— Your assignment —
Search the data for the string "screenshot", and report each line where it is found.

(Items from an interface collection)
============

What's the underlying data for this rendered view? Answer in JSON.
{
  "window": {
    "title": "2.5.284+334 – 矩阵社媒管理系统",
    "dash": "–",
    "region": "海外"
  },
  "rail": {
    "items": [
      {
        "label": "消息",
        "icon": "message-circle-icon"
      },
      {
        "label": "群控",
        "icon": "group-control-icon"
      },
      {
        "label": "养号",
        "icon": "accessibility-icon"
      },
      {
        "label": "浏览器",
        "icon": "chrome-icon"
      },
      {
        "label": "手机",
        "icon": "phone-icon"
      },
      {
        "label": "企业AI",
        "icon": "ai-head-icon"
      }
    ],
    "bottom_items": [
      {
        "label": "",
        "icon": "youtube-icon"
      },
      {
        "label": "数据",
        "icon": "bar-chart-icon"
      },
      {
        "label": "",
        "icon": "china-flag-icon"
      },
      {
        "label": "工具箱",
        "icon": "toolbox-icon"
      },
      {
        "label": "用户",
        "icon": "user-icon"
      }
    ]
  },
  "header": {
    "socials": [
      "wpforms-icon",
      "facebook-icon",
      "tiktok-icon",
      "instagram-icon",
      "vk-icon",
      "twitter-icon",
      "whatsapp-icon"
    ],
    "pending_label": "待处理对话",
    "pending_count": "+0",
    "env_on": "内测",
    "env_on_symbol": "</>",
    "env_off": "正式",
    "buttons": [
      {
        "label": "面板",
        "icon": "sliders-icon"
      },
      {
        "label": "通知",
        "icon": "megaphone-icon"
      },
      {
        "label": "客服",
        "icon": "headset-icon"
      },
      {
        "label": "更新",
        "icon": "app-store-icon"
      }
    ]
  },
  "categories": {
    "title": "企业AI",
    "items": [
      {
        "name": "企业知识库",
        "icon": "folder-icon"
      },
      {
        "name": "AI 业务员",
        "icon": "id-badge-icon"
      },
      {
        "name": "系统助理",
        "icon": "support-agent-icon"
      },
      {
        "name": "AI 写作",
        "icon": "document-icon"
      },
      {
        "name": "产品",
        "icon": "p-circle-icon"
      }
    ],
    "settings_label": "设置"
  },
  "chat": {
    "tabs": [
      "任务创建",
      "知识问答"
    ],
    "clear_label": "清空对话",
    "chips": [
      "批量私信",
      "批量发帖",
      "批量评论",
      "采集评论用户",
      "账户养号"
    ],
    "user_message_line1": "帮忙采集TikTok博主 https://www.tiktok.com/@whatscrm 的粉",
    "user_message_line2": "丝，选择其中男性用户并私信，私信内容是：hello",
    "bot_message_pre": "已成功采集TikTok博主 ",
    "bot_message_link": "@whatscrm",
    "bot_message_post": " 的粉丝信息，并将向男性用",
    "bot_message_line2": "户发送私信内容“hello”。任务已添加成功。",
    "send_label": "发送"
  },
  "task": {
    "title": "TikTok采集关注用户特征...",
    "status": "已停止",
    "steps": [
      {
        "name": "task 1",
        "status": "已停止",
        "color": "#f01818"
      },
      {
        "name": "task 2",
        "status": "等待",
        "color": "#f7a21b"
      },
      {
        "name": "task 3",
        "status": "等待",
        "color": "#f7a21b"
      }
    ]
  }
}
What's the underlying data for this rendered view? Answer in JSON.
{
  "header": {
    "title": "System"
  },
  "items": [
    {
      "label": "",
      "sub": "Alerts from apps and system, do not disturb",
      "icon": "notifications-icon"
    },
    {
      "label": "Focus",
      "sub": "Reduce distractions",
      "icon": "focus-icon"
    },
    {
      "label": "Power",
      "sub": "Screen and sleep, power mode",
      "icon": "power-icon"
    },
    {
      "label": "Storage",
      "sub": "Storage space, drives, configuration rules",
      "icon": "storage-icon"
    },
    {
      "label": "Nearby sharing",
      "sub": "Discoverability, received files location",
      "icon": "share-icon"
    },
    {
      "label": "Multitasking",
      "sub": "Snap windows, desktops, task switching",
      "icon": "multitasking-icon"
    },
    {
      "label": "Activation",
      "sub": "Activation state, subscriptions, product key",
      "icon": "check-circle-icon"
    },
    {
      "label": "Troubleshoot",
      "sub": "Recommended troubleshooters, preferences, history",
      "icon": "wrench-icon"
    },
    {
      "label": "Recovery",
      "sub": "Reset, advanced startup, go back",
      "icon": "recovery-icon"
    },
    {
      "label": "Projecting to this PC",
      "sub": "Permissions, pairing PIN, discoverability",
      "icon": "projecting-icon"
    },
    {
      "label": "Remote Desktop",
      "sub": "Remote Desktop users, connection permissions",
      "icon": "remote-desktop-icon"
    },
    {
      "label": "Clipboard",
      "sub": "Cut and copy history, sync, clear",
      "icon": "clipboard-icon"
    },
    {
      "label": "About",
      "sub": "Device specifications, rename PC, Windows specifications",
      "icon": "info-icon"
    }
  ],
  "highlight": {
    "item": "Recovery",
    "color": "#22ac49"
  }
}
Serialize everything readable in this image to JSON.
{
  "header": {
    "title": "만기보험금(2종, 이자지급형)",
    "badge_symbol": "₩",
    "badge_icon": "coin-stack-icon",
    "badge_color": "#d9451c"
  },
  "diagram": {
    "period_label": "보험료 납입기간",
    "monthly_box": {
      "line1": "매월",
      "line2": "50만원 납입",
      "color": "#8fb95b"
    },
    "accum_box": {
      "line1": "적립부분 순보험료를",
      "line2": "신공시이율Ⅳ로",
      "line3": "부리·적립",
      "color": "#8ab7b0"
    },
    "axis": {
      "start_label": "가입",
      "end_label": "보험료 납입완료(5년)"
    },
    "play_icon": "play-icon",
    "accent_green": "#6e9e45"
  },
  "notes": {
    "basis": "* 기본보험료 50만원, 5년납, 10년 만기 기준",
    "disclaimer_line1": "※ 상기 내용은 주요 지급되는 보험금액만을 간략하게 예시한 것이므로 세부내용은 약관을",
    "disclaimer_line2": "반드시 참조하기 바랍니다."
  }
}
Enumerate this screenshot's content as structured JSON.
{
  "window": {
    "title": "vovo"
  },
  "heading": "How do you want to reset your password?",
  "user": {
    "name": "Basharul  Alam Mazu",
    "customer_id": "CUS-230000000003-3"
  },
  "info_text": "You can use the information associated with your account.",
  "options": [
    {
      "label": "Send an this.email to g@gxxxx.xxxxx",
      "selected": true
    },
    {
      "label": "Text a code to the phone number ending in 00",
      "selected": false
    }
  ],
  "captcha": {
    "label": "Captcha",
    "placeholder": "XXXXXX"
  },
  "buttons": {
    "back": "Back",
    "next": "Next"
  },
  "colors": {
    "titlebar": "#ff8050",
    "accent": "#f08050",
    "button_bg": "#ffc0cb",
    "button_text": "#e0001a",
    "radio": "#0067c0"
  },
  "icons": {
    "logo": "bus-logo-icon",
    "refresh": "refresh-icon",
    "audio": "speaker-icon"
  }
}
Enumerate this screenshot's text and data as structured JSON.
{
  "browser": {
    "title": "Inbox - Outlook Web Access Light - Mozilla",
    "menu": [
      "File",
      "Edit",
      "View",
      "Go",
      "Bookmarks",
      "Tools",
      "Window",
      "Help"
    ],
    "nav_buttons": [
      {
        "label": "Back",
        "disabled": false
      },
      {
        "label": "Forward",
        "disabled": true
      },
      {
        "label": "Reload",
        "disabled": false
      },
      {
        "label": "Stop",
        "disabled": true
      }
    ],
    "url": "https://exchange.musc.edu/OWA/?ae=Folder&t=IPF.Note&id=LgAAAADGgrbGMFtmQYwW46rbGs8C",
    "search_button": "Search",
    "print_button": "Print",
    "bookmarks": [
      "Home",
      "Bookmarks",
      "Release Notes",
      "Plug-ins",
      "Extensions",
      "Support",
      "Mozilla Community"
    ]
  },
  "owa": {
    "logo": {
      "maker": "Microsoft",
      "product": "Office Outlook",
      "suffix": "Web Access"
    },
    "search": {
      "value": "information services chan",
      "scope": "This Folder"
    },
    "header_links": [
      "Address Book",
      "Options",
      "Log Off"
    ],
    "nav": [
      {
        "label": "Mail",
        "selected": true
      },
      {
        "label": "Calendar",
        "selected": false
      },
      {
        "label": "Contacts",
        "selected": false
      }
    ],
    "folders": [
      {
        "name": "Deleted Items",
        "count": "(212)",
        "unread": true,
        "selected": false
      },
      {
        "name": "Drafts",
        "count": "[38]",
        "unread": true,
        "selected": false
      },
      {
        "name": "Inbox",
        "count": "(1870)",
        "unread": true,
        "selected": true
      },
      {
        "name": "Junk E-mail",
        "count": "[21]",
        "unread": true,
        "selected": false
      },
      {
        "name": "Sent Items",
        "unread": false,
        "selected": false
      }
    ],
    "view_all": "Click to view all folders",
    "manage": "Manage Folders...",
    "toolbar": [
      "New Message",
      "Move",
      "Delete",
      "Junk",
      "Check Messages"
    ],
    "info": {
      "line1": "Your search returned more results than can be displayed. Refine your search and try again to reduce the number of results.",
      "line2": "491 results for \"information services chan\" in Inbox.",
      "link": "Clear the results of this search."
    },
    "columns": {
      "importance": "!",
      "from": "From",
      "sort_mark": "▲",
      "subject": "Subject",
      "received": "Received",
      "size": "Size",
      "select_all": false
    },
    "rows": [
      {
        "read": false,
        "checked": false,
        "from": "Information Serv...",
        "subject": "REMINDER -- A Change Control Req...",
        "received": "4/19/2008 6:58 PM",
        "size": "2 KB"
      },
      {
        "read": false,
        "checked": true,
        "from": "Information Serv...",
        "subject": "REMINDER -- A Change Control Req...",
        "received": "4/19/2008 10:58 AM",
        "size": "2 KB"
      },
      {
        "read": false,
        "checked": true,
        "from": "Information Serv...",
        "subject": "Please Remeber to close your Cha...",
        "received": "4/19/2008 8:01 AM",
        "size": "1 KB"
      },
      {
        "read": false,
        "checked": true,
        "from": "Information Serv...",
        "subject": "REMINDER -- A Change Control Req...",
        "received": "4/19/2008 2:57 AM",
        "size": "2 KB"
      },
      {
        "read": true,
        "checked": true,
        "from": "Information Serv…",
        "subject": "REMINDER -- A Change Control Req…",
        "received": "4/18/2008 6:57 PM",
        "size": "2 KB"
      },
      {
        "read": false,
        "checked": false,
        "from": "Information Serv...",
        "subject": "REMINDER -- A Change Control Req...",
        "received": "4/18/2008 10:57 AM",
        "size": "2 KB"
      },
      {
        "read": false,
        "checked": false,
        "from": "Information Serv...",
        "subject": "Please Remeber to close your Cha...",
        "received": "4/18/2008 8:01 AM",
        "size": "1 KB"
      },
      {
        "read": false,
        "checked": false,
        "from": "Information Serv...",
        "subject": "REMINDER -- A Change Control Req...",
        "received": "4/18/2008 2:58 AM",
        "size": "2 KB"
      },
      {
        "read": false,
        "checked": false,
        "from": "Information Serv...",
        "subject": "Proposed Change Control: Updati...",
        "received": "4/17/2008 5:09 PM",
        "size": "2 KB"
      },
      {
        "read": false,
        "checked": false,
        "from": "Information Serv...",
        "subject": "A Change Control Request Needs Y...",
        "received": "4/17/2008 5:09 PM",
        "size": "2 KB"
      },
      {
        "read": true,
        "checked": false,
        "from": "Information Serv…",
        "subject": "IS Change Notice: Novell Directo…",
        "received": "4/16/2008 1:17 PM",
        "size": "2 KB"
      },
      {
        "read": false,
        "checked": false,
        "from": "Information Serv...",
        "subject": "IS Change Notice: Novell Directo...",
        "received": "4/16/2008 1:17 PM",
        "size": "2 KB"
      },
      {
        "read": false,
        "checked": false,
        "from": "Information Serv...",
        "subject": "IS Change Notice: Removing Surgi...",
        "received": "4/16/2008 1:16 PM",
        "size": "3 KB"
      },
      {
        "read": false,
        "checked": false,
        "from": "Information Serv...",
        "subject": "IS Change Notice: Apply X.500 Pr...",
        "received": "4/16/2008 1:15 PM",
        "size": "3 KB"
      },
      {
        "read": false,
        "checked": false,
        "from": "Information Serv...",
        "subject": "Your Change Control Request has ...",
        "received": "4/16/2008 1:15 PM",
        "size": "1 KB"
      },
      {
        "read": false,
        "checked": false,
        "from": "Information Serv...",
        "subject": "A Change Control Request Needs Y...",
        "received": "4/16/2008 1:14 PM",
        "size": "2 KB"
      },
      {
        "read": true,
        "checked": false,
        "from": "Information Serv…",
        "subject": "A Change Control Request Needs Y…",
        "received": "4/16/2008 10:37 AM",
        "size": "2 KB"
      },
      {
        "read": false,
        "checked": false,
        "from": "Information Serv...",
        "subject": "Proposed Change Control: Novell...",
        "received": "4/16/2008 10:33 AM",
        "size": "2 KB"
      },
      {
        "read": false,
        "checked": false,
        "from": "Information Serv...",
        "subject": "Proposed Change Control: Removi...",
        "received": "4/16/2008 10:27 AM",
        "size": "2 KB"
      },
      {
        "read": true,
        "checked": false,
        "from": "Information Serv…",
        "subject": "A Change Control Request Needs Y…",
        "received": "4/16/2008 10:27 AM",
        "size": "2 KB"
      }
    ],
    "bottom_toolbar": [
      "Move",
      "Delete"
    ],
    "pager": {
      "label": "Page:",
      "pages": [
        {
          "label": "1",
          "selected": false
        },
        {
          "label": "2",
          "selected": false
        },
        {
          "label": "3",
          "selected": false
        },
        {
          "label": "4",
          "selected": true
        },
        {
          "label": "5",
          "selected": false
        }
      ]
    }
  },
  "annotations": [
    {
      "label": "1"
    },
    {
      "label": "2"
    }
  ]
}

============

— Exercise result —
Enumerate this screenshot's content as structured JSON.
Enumerate this screenshot's text and data as structured JSON.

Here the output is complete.